■ **TASK**
Write the records out again without change. Leave the pictures behind.

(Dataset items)
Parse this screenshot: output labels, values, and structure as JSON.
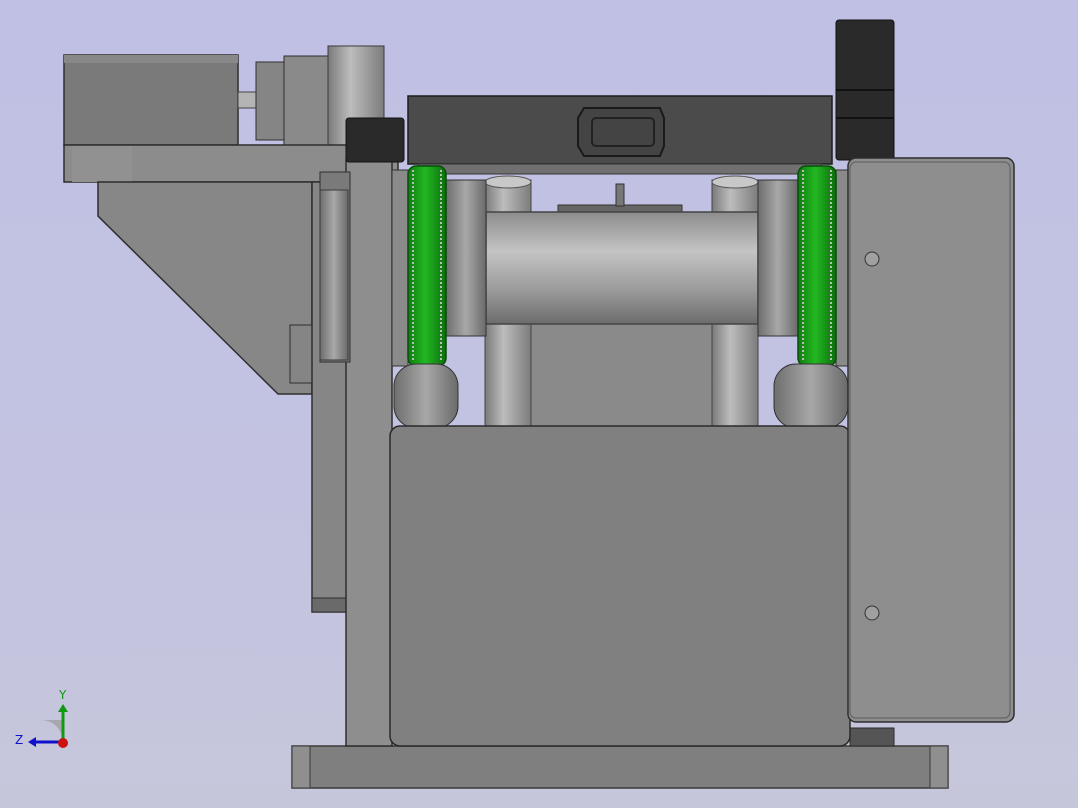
{
  "viewport": {
    "background_top": "#c0c0e4",
    "background_bottom": "#c6c6db"
  },
  "colors": {
    "body_gray": "#8a8a8a",
    "dark_gray": "#4a4a4a",
    "black_part": "#2a2a2a",
    "wheel_green": "#1aa21a",
    "wheel_green_dark": "#0d7a0d",
    "axis_x": "#cc1111",
    "axis_y": "#119911",
    "axis_z": "#1111cc"
  },
  "triad": {
    "y_label": "Y",
    "z_label": "Z"
  }
}
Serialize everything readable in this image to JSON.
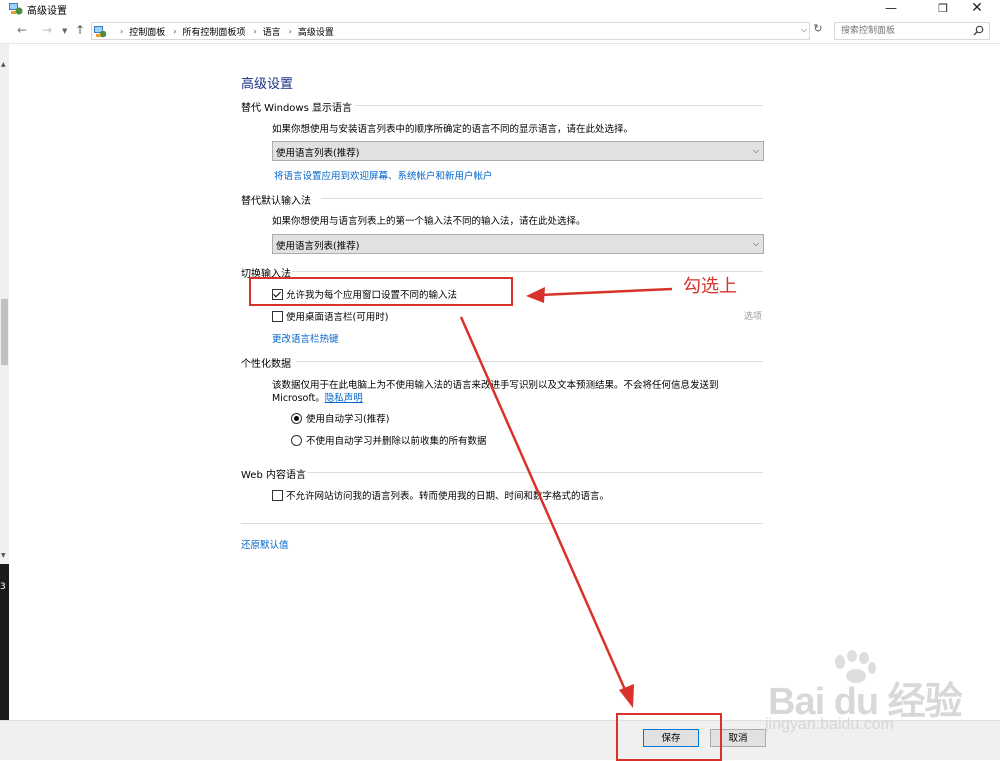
{
  "window": {
    "title": "高级设置"
  },
  "address": {
    "breadcrumbs": [
      "控制面板",
      "所有控制面板项",
      "语言",
      "高级设置"
    ],
    "search_placeholder": "搜索控制面板"
  },
  "page": {
    "heading": "高级设置",
    "display_language": {
      "title": "替代 Windows 显示语言",
      "description": "如果你想使用与安装语言列表中的顺序所确定的语言不同的显示语言，请在此处选择。",
      "select_value": "使用语言列表(推荐)",
      "link": "将语言设置应用到欢迎屏幕、系统帐户和新用户帐户"
    },
    "default_input": {
      "title": "替代默认输入法",
      "description": "如果你想使用与语言列表上的第一个输入法不同的输入法，请在此处选择。",
      "select_value": "使用语言列表(推荐)"
    },
    "switch_input": {
      "title": "切换输入法",
      "per_app_label": "允许我为每个应用窗口设置不同的输入法",
      "per_app_checked": true,
      "desktop_bar_label": "使用桌面语言栏(可用时)",
      "desktop_bar_checked": false,
      "options_label": "选项",
      "hotkey_link": "更改语言栏热键"
    },
    "personalization": {
      "title": "个性化数据",
      "description_line1": "该数据仅用于在此电脑上为不使用输入法的语言来改进手写识别以及文本预测结果。不会将任何信息发送到",
      "description_line2_prefix": "Microsoft。",
      "privacy_link": "隐私声明",
      "radio_auto": "使用自动学习(推荐)",
      "radio_no_auto": "不使用自动学习并删除以前收集的所有数据",
      "selected": "auto"
    },
    "web_content": {
      "title": "Web 内容语言",
      "checkbox_label": "不允许网站访问我的语言列表。转而使用我的日期、时间和数字格式的语言。",
      "checked": false
    },
    "restore_link": "还原默认值"
  },
  "footer": {
    "save_label": "保存",
    "cancel_label": "取消"
  },
  "annotation": {
    "text": "勾选上",
    "color": "#d9322b"
  },
  "watermark": {
    "brand": "Bai du 经验",
    "url": "jingyan.baidu.com"
  },
  "left_strip": {
    "text": "3"
  }
}
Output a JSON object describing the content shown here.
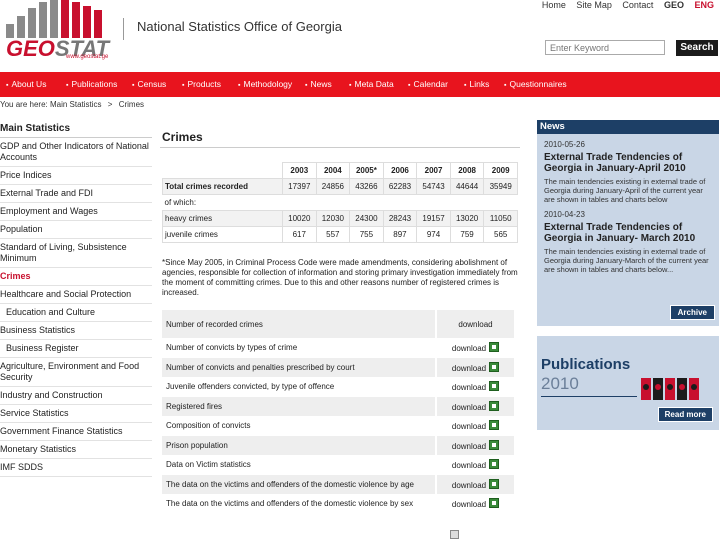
{
  "header": {
    "logo_text_1": "GEO",
    "logo_text_2": "STAT",
    "logo_url": "www.geostat.ge",
    "org_name": "National Statistics Office of Georgia",
    "top_links": [
      "Home",
      "Site Map",
      "Contact"
    ],
    "lang_geo": "GEO",
    "lang_eng": "ENG",
    "search_placeholder": "Enter Keyword",
    "search_button": "Search"
  },
  "nav": [
    "About Us",
    "Publications",
    "Census",
    "Products",
    "Methodology",
    "News",
    "Meta Data",
    "Calendar",
    "Links",
    "Questionnaires"
  ],
  "breadcrumb": {
    "prefix": "You are here:",
    "items": [
      "Main Statistics",
      "Crimes"
    ],
    "separator": ">"
  },
  "sidebar": {
    "title": "Main Statistics",
    "items": [
      {
        "label": "GDP and Other Indicators of National Accounts"
      },
      {
        "label": "Price Indices"
      },
      {
        "label": "External Trade and FDI"
      },
      {
        "label": "Employment and Wages"
      },
      {
        "label": "Population"
      },
      {
        "label": "Standard of Living, Subsistence Minimum"
      },
      {
        "label": "Crimes"
      },
      {
        "label": "Healthcare and Social Protection"
      },
      {
        "label": "Education and Culture"
      },
      {
        "label": "Business Statistics"
      },
      {
        "label": "Business Register"
      },
      {
        "label": "Agriculture, Environment and Food Security"
      },
      {
        "label": "Industry and Construction"
      },
      {
        "label": "Service Statistics"
      },
      {
        "label": "Government Finance Statistics"
      },
      {
        "label": "Monetary Statistics"
      },
      {
        "label": "IMF SDDS"
      }
    ],
    "active_index": 6
  },
  "main": {
    "title": "Crimes",
    "table": {
      "years": [
        "2003",
        "2004",
        "2005*",
        "2006",
        "2007",
        "2008",
        "2009"
      ],
      "rows": [
        {
          "label": "Total crimes recorded",
          "values": [
            "17397",
            "24856",
            "43266",
            "62283",
            "54743",
            "44644",
            "35949"
          ]
        },
        {
          "label": "of which:",
          "values": [
            "",
            "",
            "",
            "",
            "",
            "",
            ""
          ]
        },
        {
          "label": "heavy crimes",
          "values": [
            "10020",
            "12030",
            "24300",
            "28243",
            "19157",
            "13020",
            "11050"
          ]
        },
        {
          "label": "juvenile crimes",
          "values": [
            "617",
            "557",
            "755",
            "897",
            "974",
            "759",
            "565"
          ]
        }
      ]
    },
    "footnote": "*Since May 2005, in Criminal Process Code were made amendments, considering abolishment of agencies, responsible for collection of information and storing primary investigation immediately from the moment of committing crimes. Due to this and other reasons number of registered crimes is increased.",
    "downloads": {
      "header_label": "Number of recorded crimes",
      "header_action": "download",
      "action_label": "download",
      "items": [
        "Number of convicts by types of crime",
        "Number of convicts and penalties prescribed by court",
        "Juvenile offenders convicted, by type of offence",
        "Registered fires",
        "Composition of convicts",
        "Prison population",
        "Data on Victim statistics",
        "The data on the victims and offenders of the domestic violence by age",
        "The data on the victims and offenders of the domestic violence by sex"
      ]
    }
  },
  "news": {
    "heading": "News",
    "items": [
      {
        "date": "2010-05-26",
        "title": "External Trade Tendencies of Georgia in January-April 2010",
        "body": "The main tendencies existing in external trade of Georgia during January-April of the current year are shown in tables and charts below"
      },
      {
        "date": "2010-04-23",
        "title": "External Trade Tendencies of Georgia in January- March 2010",
        "body": "The main tendencies existing in external trade of Georgia during January-March of the current year are shown in tables and charts below..."
      }
    ],
    "archive_label": "Archive"
  },
  "publications": {
    "title": "Publications",
    "year": "2010",
    "read_more": "Read more"
  },
  "colors": {
    "brand_red": "#e8141e",
    "navy": "#1d3f66",
    "panel_blue": "#c9d6e6"
  }
}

■ **RESULT BELOW**
Parse this screenshot: output labels, values, and structure as JSON.
{
  "viewport": {
    "background_top": "#c0c0e4",
    "background_bottom": "#c6c6db"
  },
  "colors": {
    "body_gray": "#8a8a8a",
    "dark_gray": "#4a4a4a",
    "black_part": "#2a2a2a",
    "wheel_green": "#1aa21a",
    "wheel_green_dark": "#0d7a0d",
    "axis_x": "#cc1111",
    "axis_y": "#119911",
    "axis_z": "#1111cc"
  },
  "triad": {
    "y_label": "Y",
    "z_label": "Z"
  }
}
Serialize everything readable in this image to JSON.
{
  "window": {
    "title": "高级设置"
  },
  "address": {
    "breadcrumbs": [
      "控制面板",
      "所有控制面板项",
      "语言",
      "高级设置"
    ],
    "search_placeholder": "搜索控制面板"
  },
  "page": {
    "heading": "高级设置",
    "display_language": {
      "title": "替代 Windows 显示语言",
      "description": "如果你想使用与安装语言列表中的顺序所确定的语言不同的显示语言，请在此处选择。",
      "select_value": "使用语言列表(推荐)",
      "link": "将语言设置应用到欢迎屏幕、系统帐户和新用户帐户"
    },
    "default_input": {
      "title": "替代默认输入法",
      "description": "如果你想使用与语言列表上的第一个输入法不同的输入法，请在此处选择。",
      "select_value": "使用语言列表(推荐)"
    },
    "switch_input": {
      "title": "切换输入法",
      "per_app_label": "允许我为每个应用窗口设置不同的输入法",
      "per_app_checked": true,
      "desktop_bar_label": "使用桌面语言栏(可用时)",
      "desktop_bar_checked": false,
      "options_label": "选项",
      "hotkey_link": "更改语言栏热键"
    },
    "personalization": {
      "title": "个性化数据",
      "description_line1": "该数据仅用于在此电脑上为不使用输入法的语言来改进手写识别以及文本预测结果。不会将任何信息发送到",
      "description_line2_prefix": "Microsoft。",
      "privacy_link": "隐私声明",
      "radio_auto": "使用自动学习(推荐)",
      "radio_no_auto": "不使用自动学习并删除以前收集的所有数据",
      "selected": "auto"
    },
    "web_content": {
      "title": "Web 内容语言",
      "checkbox_label": "不允许网站访问我的语言列表。转而使用我的日期、时间和数字格式的语言。",
      "checked": false
    },
    "restore_link": "还原默认值"
  },
  "footer": {
    "save_label": "保存",
    "cancel_label": "取消"
  },
  "annotation": {
    "text": "勾选上",
    "color": "#d9322b"
  },
  "watermark": {
    "brand": "Bai du 经验",
    "url": "jingyan.baidu.com"
  },
  "left_strip": {
    "text": "3"
  }
}
Output a JSON object describing the content shown here.
{
  "header": {
    "logo_text_1": "GEO",
    "logo_text_2": "STAT",
    "logo_url": "www.geostat.ge",
    "org_name": "National Statistics Office of Georgia",
    "top_links": [
      "Home",
      "Site Map",
      "Contact"
    ],
    "lang_geo": "GEO",
    "lang_eng": "ENG",
    "search_placeholder": "Enter Keyword",
    "search_button": "Search"
  },
  "nav": [
    "About Us",
    "Publications",
    "Census",
    "Products",
    "Methodology",
    "News",
    "Meta Data",
    "Calendar",
    "Links",
    "Questionnaires"
  ],
  "breadcrumb": {
    "prefix": "You are here:",
    "items": [
      "Main Statistics",
      "Crimes"
    ],
    "separator": ">"
  },
  "sidebar": {
    "title": "Main Statistics",
    "items": [
      {
        "label": "GDP and Other Indicators of National Accounts"
      },
      {
        "label": "Price Indices"
      },
      {
        "label": "External Trade and FDI"
      },
      {
        "label": "Employment and Wages"
      },
      {
        "label": "Population"
      },
      {
        "label": "Standard of Living, Subsistence Minimum"
      },
      {
        "label": "Crimes"
      },
      {
        "label": "Healthcare and Social Protection"
      },
      {
        "label": "Education and Culture"
      },
      {
        "label": "Business Statistics"
      },
      {
        "label": "Business Register"
      },
      {
        "label": "Agriculture, Environment and Food Security"
      },
      {
        "label": "Industry and Construction"
      },
      {
        "label": "Service Statistics"
      },
      {
        "label": "Government Finance Statistics"
      },
      {
        "label": "Monetary Statistics"
      },
      {
        "label": "IMF SDDS"
      }
    ],
    "active_index": 6
  },
  "main": {
    "title": "Crimes",
    "table": {
      "years": [
        "2003",
        "2004",
        "2005*",
        "2006",
        "2007",
        "2008",
        "2009"
      ],
      "rows": [
        {
          "label": "Total crimes recorded",
          "values": [
            "17397",
            "24856",
            "43266",
            "62283",
            "54743",
            "44644",
            "35949"
          ]
        },
        {
          "label": "of which:",
          "values": [
            "",
            "",
            "",
            "",
            "",
            "",
            ""
          ]
        },
        {
          "label": "heavy crimes",
          "values": [
            "10020",
            "12030",
            "24300",
            "28243",
            "19157",
            "13020",
            "11050"
          ]
        },
        {
          "label": "juvenile crimes",
          "values": [
            "617",
            "557",
            "755",
            "897",
            "974",
            "759",
            "565"
          ]
        }
      ]
    },
    "footnote": "*Since May 2005, in Criminal Process Code were made amendments, considering abolishment of agencies, responsible for collection of information and storing primary investigation immediately from the moment of committing crimes. Due to this and other reasons number of registered crimes is increased.",
    "downloads": {
      "header_label": "Number of recorded crimes",
      "header_action": "download",
      "action_label": "download",
      "items": [
        "Number of convicts by types of crime",
        "Number of convicts and penalties prescribed by court",
        "Juvenile offenders convicted, by type of offence",
        "Registered fires",
        "Composition of convicts",
        "Prison population",
        "Data on Victim statistics",
        "The data on the victims and offenders of the domestic violence by age",
        "The data on the victims and offenders of the domestic violence by sex"
      ]
    }
  },
  "news": {
    "heading": "News",
    "items": [
      {
        "date": "2010-05-26",
        "title": "External Trade Tendencies of Georgia in January-April 2010",
        "body": "The main tendencies existing in external trade of Georgia during January-April of the current year are shown in tables and charts below"
      },
      {
        "date": "2010-04-23",
        "title": "External Trade Tendencies of Georgia in January- March 2010",
        "body": "The main tendencies existing in external trade of Georgia during January-March of the current year are shown in tables and charts below..."
      }
    ],
    "archive_label": "Archive"
  },
  "publications": {
    "title": "Publications",
    "year": "2010",
    "read_more": "Read more"
  },
  "colors": {
    "brand_red": "#e8141e",
    "navy": "#1d3f66",
    "panel_blue": "#c9d6e6"
  }
}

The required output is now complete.